Data entries »
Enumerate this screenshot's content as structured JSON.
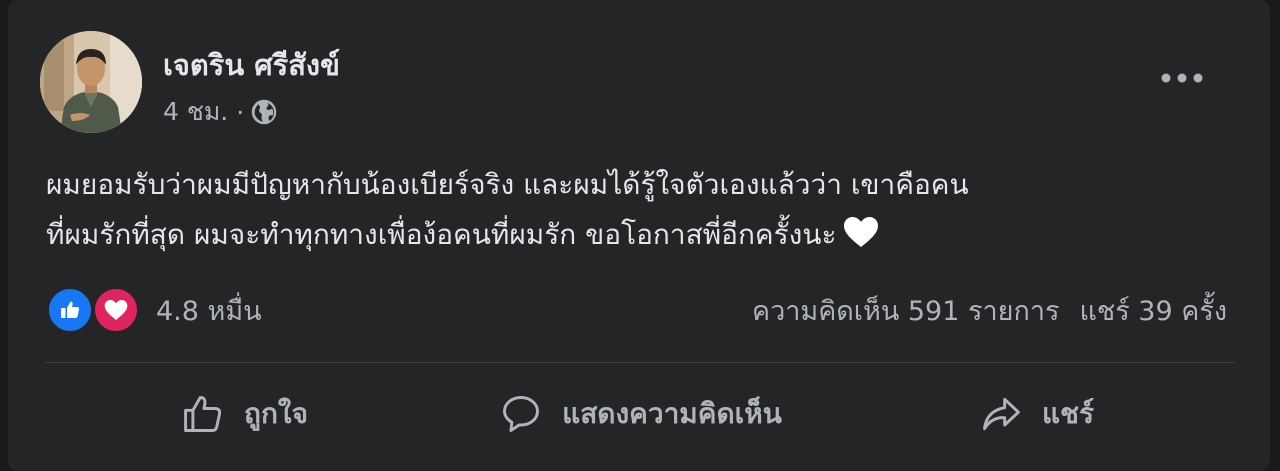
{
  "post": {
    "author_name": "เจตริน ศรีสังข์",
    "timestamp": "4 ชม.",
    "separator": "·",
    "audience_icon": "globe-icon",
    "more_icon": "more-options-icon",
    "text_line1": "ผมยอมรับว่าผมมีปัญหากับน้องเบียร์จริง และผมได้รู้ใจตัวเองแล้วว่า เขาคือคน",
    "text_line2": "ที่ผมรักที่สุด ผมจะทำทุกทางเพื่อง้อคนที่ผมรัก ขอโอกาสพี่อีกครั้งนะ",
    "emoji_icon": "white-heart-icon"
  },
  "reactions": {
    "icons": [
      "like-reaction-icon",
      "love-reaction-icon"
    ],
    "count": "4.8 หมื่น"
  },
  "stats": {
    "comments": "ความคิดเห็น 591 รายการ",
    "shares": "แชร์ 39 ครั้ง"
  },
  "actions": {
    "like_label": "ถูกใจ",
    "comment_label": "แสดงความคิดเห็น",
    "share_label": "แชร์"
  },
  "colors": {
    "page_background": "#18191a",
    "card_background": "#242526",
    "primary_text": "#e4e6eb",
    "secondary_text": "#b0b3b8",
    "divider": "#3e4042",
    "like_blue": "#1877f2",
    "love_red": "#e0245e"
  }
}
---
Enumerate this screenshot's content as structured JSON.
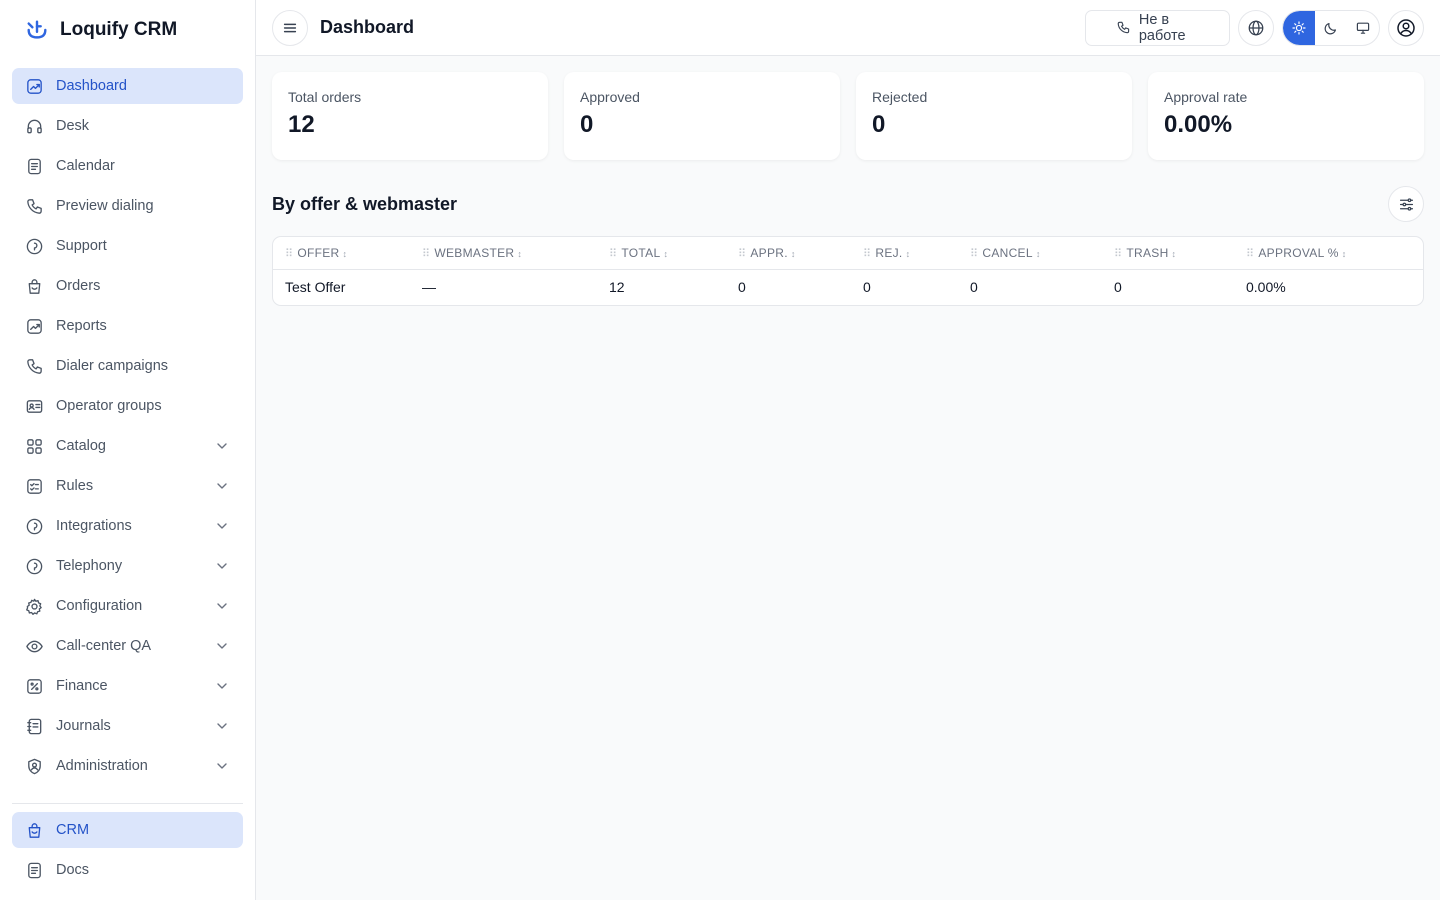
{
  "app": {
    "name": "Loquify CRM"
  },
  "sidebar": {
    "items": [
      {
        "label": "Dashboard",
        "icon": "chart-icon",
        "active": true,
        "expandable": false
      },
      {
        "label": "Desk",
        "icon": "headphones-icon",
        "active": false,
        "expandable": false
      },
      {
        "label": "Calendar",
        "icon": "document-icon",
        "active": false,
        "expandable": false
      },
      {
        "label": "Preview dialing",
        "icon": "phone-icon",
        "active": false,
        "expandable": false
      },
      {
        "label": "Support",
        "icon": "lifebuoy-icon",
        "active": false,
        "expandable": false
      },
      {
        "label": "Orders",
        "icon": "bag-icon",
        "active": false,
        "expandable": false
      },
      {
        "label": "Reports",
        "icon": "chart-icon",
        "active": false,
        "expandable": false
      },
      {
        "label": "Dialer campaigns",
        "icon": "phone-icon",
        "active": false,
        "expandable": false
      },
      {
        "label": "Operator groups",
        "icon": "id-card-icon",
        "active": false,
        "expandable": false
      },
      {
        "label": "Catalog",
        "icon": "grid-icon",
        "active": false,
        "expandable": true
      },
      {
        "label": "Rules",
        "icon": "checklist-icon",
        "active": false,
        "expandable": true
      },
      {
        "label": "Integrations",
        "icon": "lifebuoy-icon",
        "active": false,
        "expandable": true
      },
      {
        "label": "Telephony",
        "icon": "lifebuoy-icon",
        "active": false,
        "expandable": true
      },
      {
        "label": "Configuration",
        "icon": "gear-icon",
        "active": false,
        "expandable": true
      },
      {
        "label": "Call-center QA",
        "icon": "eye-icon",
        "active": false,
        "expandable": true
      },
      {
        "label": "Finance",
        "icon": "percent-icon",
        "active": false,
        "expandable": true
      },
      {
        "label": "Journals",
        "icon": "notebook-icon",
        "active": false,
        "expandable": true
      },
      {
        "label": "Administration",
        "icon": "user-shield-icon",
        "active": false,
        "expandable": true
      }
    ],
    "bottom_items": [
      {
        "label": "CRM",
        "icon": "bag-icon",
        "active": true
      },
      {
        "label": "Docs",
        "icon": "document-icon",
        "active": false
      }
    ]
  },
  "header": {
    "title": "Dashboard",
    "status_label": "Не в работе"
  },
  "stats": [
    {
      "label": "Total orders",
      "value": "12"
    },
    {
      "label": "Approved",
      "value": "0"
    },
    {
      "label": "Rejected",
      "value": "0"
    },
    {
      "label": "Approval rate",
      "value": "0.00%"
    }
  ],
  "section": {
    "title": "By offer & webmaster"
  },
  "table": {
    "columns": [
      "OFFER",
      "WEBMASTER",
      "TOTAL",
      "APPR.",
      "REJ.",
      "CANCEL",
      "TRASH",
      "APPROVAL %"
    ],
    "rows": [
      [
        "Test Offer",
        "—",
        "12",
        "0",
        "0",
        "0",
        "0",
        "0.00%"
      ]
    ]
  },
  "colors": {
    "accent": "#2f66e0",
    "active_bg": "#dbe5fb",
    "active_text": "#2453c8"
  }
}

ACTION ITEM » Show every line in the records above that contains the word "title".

OUTPUT BELOW »
    "title": "Dashboard",
    "title": "By offer & webmaster"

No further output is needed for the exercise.